In Africa the modern day effects of colonization and the construction of race by Europeans is also evident. Besides establishing the white superiority myth and racial borders, Europeans also established national borders; effectively shaping physical boundaries of African countries regardless of the cultures and language of the people they contained (Cornell and Hartmann, 2007:46). Colonizers cast their lots with various tribes, shifting the balance of power from one ethnic group to another or at times helping to establish new ethnic and/or racial divides (Cornell and Hartmann, 2007).
In South Africa whites established western cultural norms which Africans had to conform to in order gain legal rights, such as to hold property (MacDonald, 2006:96). They established an apartheid system, which legislated racial classification and segregation. Under the system a minority of whites retained power and citizenship while blacks were stripped of citizenship and relegated to ghettos or removed from the country. In 1990 the process of dismantling apartheid began, but it has left the country an extreme imbalance of power, as well as economic and cultural capital due to the increased access to wealth and education for whites (MSU, 2010). Even in the face of a new racially integrated government strong racial divisions exist, as MacDonald points out, new policy may dictate equality, but “…the ANC could not and can not [sic] prevent South Africans from harboring racial affinities” (2006:112).
Race and ethnicity still matter because they are central to the organization of societies across the globe.

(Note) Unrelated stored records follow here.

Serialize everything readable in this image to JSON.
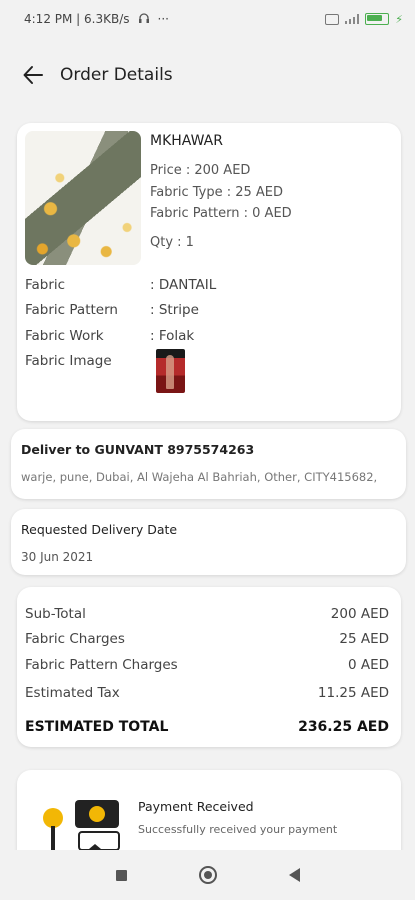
{
  "status_bar": {
    "time_and_speed": "4:12 PM | 6.3KB/s",
    "more": "···"
  },
  "header": {
    "title": "Order Details",
    "back_icon": "arrow-left-icon"
  },
  "product": {
    "name": "MKHAWAR",
    "price": "Price : 200 AED",
    "fabric_type": "Fabric Type : 25 AED",
    "fabric_pattern": "Fabric Pattern : 0 AED",
    "qty": "Qty : 1",
    "details": [
      {
        "label": "Fabric",
        "value": ": DANTAIL"
      },
      {
        "label": "Fabric Pattern",
        "value": ": Stripe"
      },
      {
        "label": "Fabric Work",
        "value": ": Folak"
      },
      {
        "label": "Fabric Image",
        "value": ""
      }
    ]
  },
  "delivery": {
    "title": "Deliver to GUNVANT 8975574263",
    "address": "warje, pune, Dubai, Al Wajeha Al Bahriah, Other, CITY415682,"
  },
  "requested_date": {
    "title": "Requested Delivery Date",
    "date": "30 Jun 2021"
  },
  "summary": {
    "rows": [
      {
        "label": "Sub-Total",
        "value": "200 AED"
      },
      {
        "label": "Fabric Charges",
        "value": "25 AED"
      },
      {
        "label": "Fabric Pattern Charges",
        "value": "0 AED"
      },
      {
        "label": "Estimated Tax",
        "value": "11.25 AED"
      }
    ],
    "total_label": "ESTIMATED TOTAL",
    "total_value": "236.25 AED"
  },
  "payment": {
    "title": "Payment Received",
    "subtitle": "Successfully received your payment"
  },
  "colors": {
    "background": "#f2f2f2",
    "card": "#ffffff",
    "battery": "#4caf50",
    "accent_yellow": "#f2b705"
  }
}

They have established power dynamics which are still maintained by legislation, policy and public opinion and are so embedded in our society and individual lives that it can be hard see the influence they have on us. Ultimately, race and ethnicity still matter because power and privilege is still concentrated within the confines of race and as long as there is racial inequality race and ethnicity will be important.
Banton, Michael. 1987. “The classification of races in Europe and North America: 1700-1850.” International Social Science Journal, 39(1):45-60.
Cornell, Stephen and Douglas Hartmann. 2007. Ethnicity and Race: Making Identities in a Changing World. Thousand Oaks: Pine Forge Press.
Dalmage, Heather. 2000. Tripping on the Color Line: Black-White Multiracial Families in a Racially Divided World. New Brunswick: Rutgers University Press.
----- 2010a. “Week Two Overview of Questions.” Retrieved June 15, 2010: http://roosevelt.blackboard.edu.
-----.2010b. “Week Three Overview of Questions/Comments.” Retrieved June 15, 2010: http://roosevelt.blackboard.edu.
MacDonald, Michael. 2006. Why Race Matters in South Africa. Cambridge: Harvard University Press.
Michigan State University (MSU). 2010. South Africa: Overcoming Apartheid. “Introduction.” Retrieved, June 16, 2010: http://www.overcomingapartheid.msu.edu/unit.php?id=11
Winant, Howard. 2001. The World is a Ghetto: Race and Democracy Since World War II. New York: Basic Books.